The summer was extremely cold and backward;
we could not leave Repulse Bay until
the fourth of August, and on the sixth had
much difficulty in rounding Cape Hope. From
thence, as far as Cape Fullerton, the strait
between Southampton Island and the main
shore was fully packed with ice, which gave
us great trouble. South of Cape Fullerton
we got into open water. On the evening of
the nineteenth instant, calms and head winds
much retarded us, so that we did not enter
Churchill River until the morning of the
twenty-eighth of August. There we were
detained all day by a storm of wind. My
good interpreter, William Ouligback, was
landed, and before bidding him farewell, I
presented him with a very handsomely
mounted hunting knife, intrusted to me by
Captain Sir George Back for his former
travelling companion, Ouligback; but as the
old man was dead, I took the liberty of giving
it to his son, as an inducement to future good
conduct should his services be again required.

A three days' run brought us to York
Factory, at which place we landed all well
on the forenoon of the 31st of August. I
am happy to say that the conduct of my
men, under circumstances often very trying,
was generally speaking extremely good and
praiseworthy; and although their wages were
higher than those of any party who have
hitherto been employed on boat expeditions,
I thought it advisable, after consulting with
Chief Factor William Mactavish, to give each
a small gratuity, varying the amount according
to merit.

In conclusion, I have to express my regret
that I was unable, on this occasion, to bring
to a successful termination an expedition
which I had myself planned and projected;
but in extenuation of my failure, I may
mention that I was met by an accumulation of
obstacles, beyond the usual ones of storms
and rough ice, which my former experience
in Arctic travelling had not led me to

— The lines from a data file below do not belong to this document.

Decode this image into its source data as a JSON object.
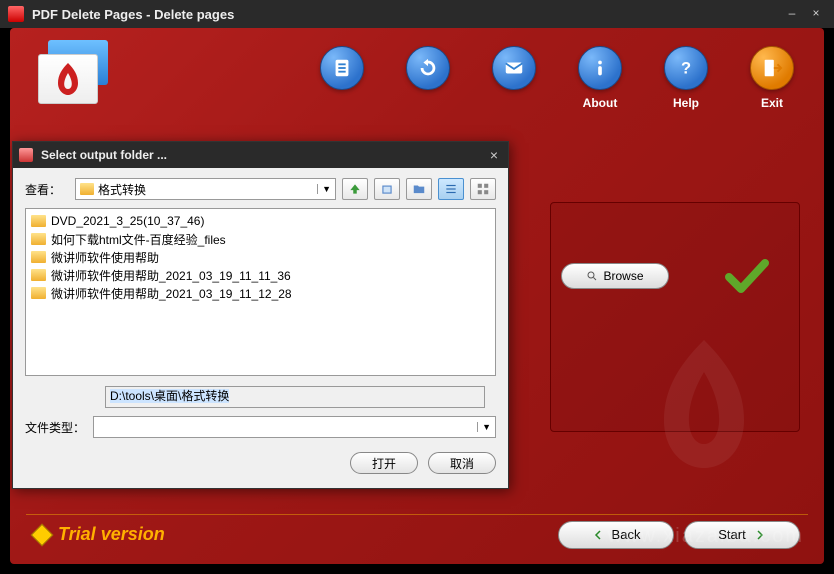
{
  "window": {
    "title": "PDF Delete Pages - Delete pages",
    "minimize": "–",
    "close": "×"
  },
  "toolbar": [
    {
      "label": "",
      "icon": "doc"
    },
    {
      "label": "",
      "icon": "refresh"
    },
    {
      "label": "",
      "icon": "mail"
    },
    {
      "label": "About",
      "icon": "info"
    },
    {
      "label": "Help",
      "icon": "help"
    },
    {
      "label": "Exit",
      "icon": "exit",
      "style": "orange"
    }
  ],
  "browse": {
    "label": "Browse"
  },
  "trial": {
    "label": "Trial version"
  },
  "nav": {
    "back": "Back",
    "start": "Start"
  },
  "watermark": "www.xiazaiba.com",
  "dialog": {
    "title": "Select output folder ...",
    "close": "×",
    "look_label": "查看：",
    "current_folder": "格式转换",
    "files": [
      "DVD_2021_3_25(10_37_46)",
      "如何下载html文件-百度经验_files",
      "微讲师软件使用帮助",
      "微讲师软件使用帮助_2021_03_19_11_11_36",
      "微讲师软件使用帮助_2021_03_19_11_12_28"
    ],
    "path_value": "D:\\tools\\桌面\\格式转换",
    "type_label": "文件类型：",
    "type_value": "",
    "open": "打开",
    "cancel": "取消"
  }
}
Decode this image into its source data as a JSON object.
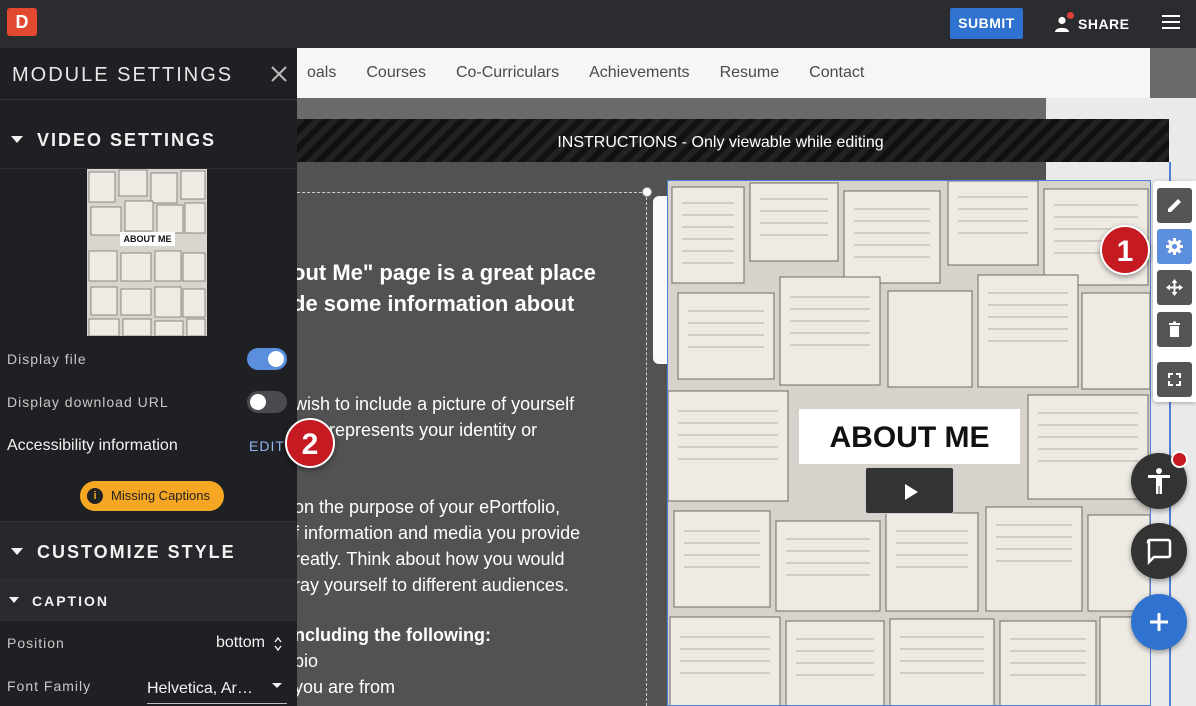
{
  "topbar": {
    "logo": "D",
    "submit_label": "SUBMIT",
    "share_label": "SHARE"
  },
  "site_nav": [
    "oals",
    "Courses",
    "Co-Curriculars",
    "Achievements",
    "Resume",
    "Contact"
  ],
  "instructions": "INSTRUCTIONS - Only viewable while editing",
  "content": {
    "heading_lines": [
      "out Me\" page is a great place",
      "de some information about",
      "."
    ],
    "para1": [
      "wish to include a picture of yourself",
      "that represents your identity or",
      "d.\""
    ],
    "para2": [
      "on the purpose of your ePortfolio,",
      "f information and media you provide",
      "reatly. Think about how you would",
      "ray yourself to different audiences."
    ],
    "para3_bold": "ncluding the following:",
    "para3": [
      "bio",
      "you are from"
    ]
  },
  "video": {
    "title": "ABOUT ME"
  },
  "callouts": {
    "one": "1",
    "two": "2"
  },
  "module_settings": {
    "title": "MODULE SETTINGS",
    "video_settings_title": "VIDEO SETTINGS",
    "thumb_title": "ABOUT ME",
    "display_file_label": "Display file",
    "display_file_on": true,
    "display_download_url_label": "Display download URL",
    "display_download_url_on": false,
    "accessibility_label": "Accessibility information",
    "edit_label": "EDIT",
    "missing_captions_label": "Missing Captions",
    "customize_style_title": "CUSTOMIZE STYLE",
    "caption_title": "CAPTION",
    "position_label": "Position",
    "position_value": "bottom",
    "font_family_label": "Font Family",
    "font_family_value": "Helvetica, Ar…"
  },
  "colors": {
    "accent_blue": "#2f72cf",
    "brand_red": "#e2492f",
    "badge_red": "#c61a22",
    "warning_orange": "#f5a623",
    "toggle_on": "#5b8fde"
  }
}
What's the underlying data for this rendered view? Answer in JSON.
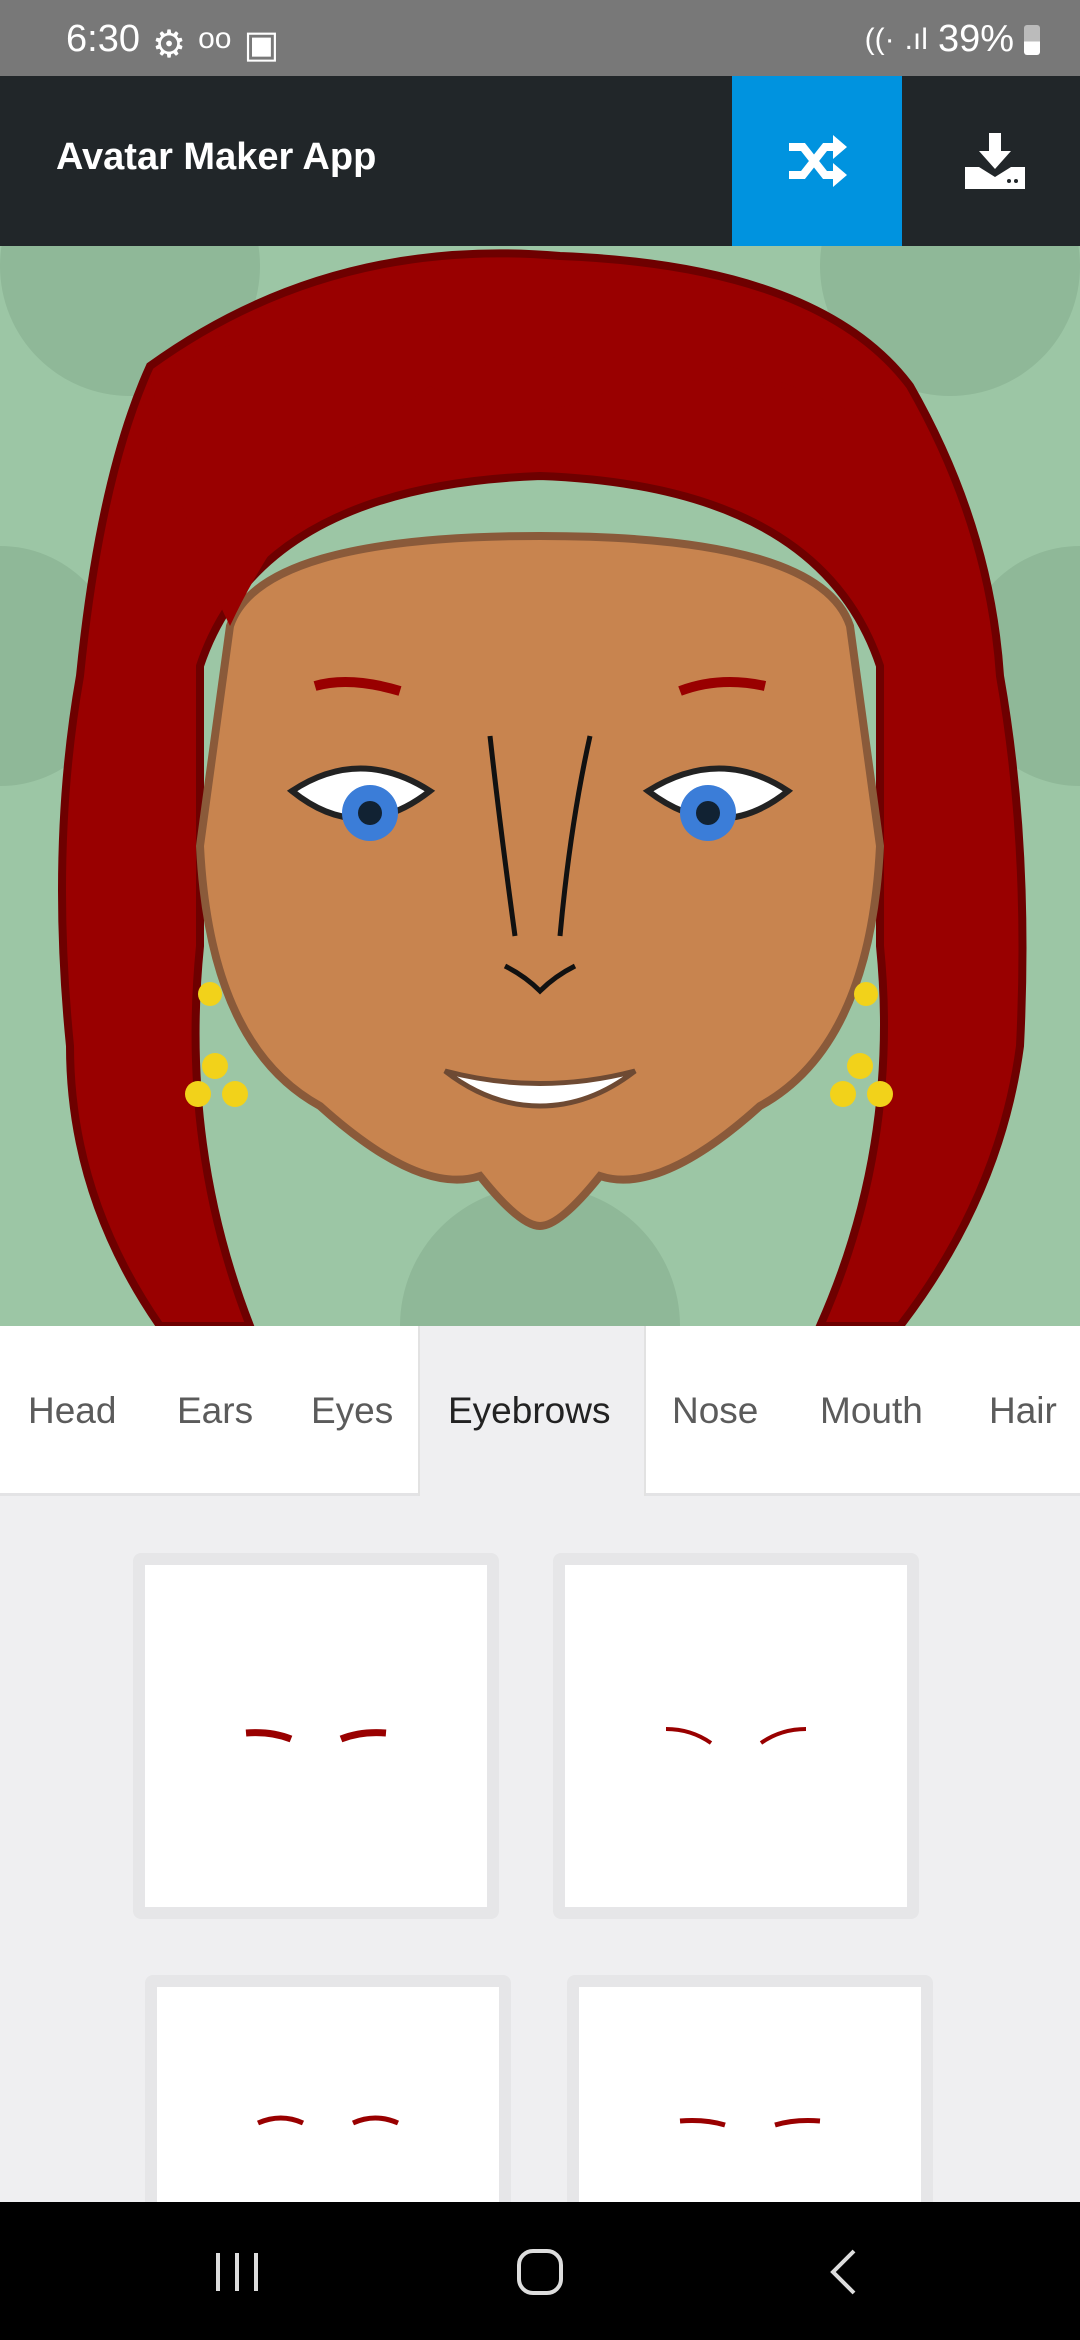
{
  "status_bar": {
    "time": "6:30",
    "battery": "39%"
  },
  "app_bar": {
    "title": "Avatar Maker App",
    "shuffle_icon": "shuffle-icon",
    "download_icon": "download-icon",
    "accent": "#0093df"
  },
  "tabs": [
    {
      "label": "Head"
    },
    {
      "label": "Ears"
    },
    {
      "label": "Eyes"
    },
    {
      "label": "Eyebrows",
      "active": true
    },
    {
      "label": "Nose"
    },
    {
      "label": "Mouth"
    },
    {
      "label": "Hair"
    }
  ],
  "eyebrow_options": [
    {
      "style": "flat"
    },
    {
      "style": "angled"
    },
    {
      "style": "arched"
    },
    {
      "style": "thin"
    }
  ],
  "colors": {
    "hair": "#990000",
    "skin": "#c8844f",
    "background": "#9cc6a5"
  }
}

THE possibility of making paper from
anything but rags has only been mooted since
the rag-famine set in. It was amongst the
good old manufacturing prejudices, that pulp
for paper-making could only be formed from
flax or cotton which had been spun, woven,
made into garments or napery, worn out,
cast off, had the best price given for it at the
Black Doll; picked, sorted, washed, torn to
tatters, and smashed into pulp at the mill.
The manufacturing mind has only recently
become awake to the probability that pulp
might be made out of fibre that has never
passed through the rag-shop.

The idea of making paper from raw flax
is neither new nor startling At present
the flax plant is only used for two
purposesits straw is reduced to fibre, and
then spun and woven into textile fabrics;
and its seed, besides propagating it, yields
painter's oil. Yet the same plant can never
be used for both purposes. To produce
good flax, it must be cut down before the
seed is ripe; and, when fully matured to
yield oil, the straw fibre cannot be spun.
But it can be converted into the best possible
pulp. Unlimited supplies of this straw is
wasted in India, whence it might be
imported into this country; and, mixed with
inferior cotton and linen rags to soften and economise
it, be converted into a tougher, whiter,
and cheaper paper than we can at present
afford for common use. On such paper the
second edition of the "Times" newspaper of
Monday the seventeenth of July last was

There are besides, coarser varieties of the
flax-plant that might be cultivated to yield
paper-pulp of the first quality. The experiment
has been tried with a success which proves that
vast expanses of marshy lands in this country,
and a large proportion of the Irish soil, not
now productive, might be made to grow
inferior species of flax convertible into unlimited
supplies of pulp. There is only one barrier to
the immediate solution of the great paper
difficulty. A few gentlemen with capital
and enterprise have associated themselves
for the supply of flax pulp to paper makers,
and some of the principal paper-makers have
agreed to become their customers. Their
object being, however, one of those which can
only be carried out on a large and expansive
scale, it is beyond the means of "a few"
gentlemen. With broad acres to purchase
or to rent, with mills and machinery to
provide; or, with vast purchases to make of the
coarser flax from the Indian, Australian, or
New Zealand markets, the capital required
could only be commanded by an extensive
company; and, whoever enters upon the